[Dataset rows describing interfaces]
BEGIN

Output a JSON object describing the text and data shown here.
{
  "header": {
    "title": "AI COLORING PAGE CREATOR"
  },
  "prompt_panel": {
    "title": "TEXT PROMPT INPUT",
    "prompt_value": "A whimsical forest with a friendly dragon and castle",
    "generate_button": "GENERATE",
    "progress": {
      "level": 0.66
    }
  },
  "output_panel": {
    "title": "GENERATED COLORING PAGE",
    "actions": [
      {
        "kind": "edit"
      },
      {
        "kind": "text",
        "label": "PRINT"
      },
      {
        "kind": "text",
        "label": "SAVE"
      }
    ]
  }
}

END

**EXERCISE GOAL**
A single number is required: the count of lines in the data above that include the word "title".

**EXERCISE RESULT**
3